(Records from a dataset)
Content starts

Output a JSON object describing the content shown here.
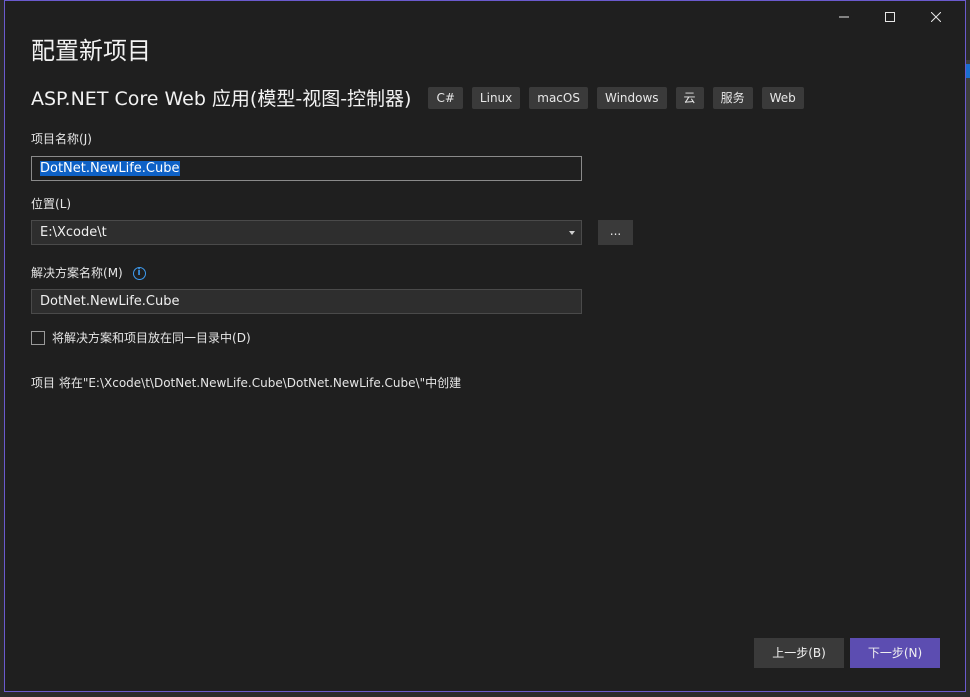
{
  "window": {
    "minimize_label": "—",
    "maximize_label": "☐",
    "close_label": "✕"
  },
  "page_title": "配置新项目",
  "template": {
    "name": "ASP.NET Core Web 应用(模型-视图-控制器)",
    "tags": [
      "C#",
      "Linux",
      "macOS",
      "Windows",
      "云",
      "服务",
      "Web"
    ]
  },
  "project_name": {
    "label": "项目名称",
    "accesskey_label": "(J)",
    "value": "DotNet.NewLife.Cube"
  },
  "location": {
    "label": "位置",
    "accesskey_label": "(L)",
    "value": "E:\\Xcode\\t",
    "browse_label": "..."
  },
  "solution_name": {
    "label": "解决方案名称",
    "accesskey_label": "(M)",
    "info_icon": "i",
    "value": "DotNet.NewLife.Cube"
  },
  "same_dir_checkbox": {
    "label": "将解决方案和项目放在同一目录中",
    "accesskey_label": "(D)",
    "checked": false
  },
  "path_info": "项目 将在\"E:\\Xcode\\t\\DotNet.NewLife.Cube\\DotNet.NewLife.Cube\\\"中创建",
  "buttons": {
    "back_label": "上一步",
    "back_accesskey": "(B)",
    "next_label": "下一步",
    "next_accesskey": "(N)"
  },
  "colors": {
    "accent": "#5c4db1",
    "background": "#1f1f1f",
    "selection": "#0e61c6"
  }
}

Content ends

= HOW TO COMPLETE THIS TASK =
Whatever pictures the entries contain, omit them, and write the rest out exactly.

= WRITTEN RESPONSE =
Output a JSON object describing the content shown here.
{
  "window": {
    "minimize_label": "—",
    "maximize_label": "☐",
    "close_label": "✕"
  },
  "page_title": "配置新项目",
  "template": {
    "name": "ASP.NET Core Web 应用(模型-视图-控制器)",
    "tags": [
      "C#",
      "Linux",
      "macOS",
      "Windows",
      "云",
      "服务",
      "Web"
    ]
  },
  "project_name": {
    "label": "项目名称",
    "accesskey_label": "(J)",
    "value": "DotNet.NewLife.Cube"
  },
  "location": {
    "label": "位置",
    "accesskey_label": "(L)",
    "value": "E:\\Xcode\\t",
    "browse_label": "..."
  },
  "solution_name": {
    "label": "解决方案名称",
    "accesskey_label": "(M)",
    "info_icon": "i",
    "value": "DotNet.NewLife.Cube"
  },
  "same_dir_checkbox": {
    "label": "将解决方案和项目放在同一目录中",
    "accesskey_label": "(D)",
    "checked": false
  },
  "path_info": "项目 将在\"E:\\Xcode\\t\\DotNet.NewLife.Cube\\DotNet.NewLife.Cube\\\"中创建",
  "buttons": {
    "back_label": "上一步",
    "back_accesskey": "(B)",
    "next_label": "下一步",
    "next_accesskey": "(N)"
  },
  "colors": {
    "accent": "#5c4db1",
    "background": "#1f1f1f",
    "selection": "#0e61c6"
  }
}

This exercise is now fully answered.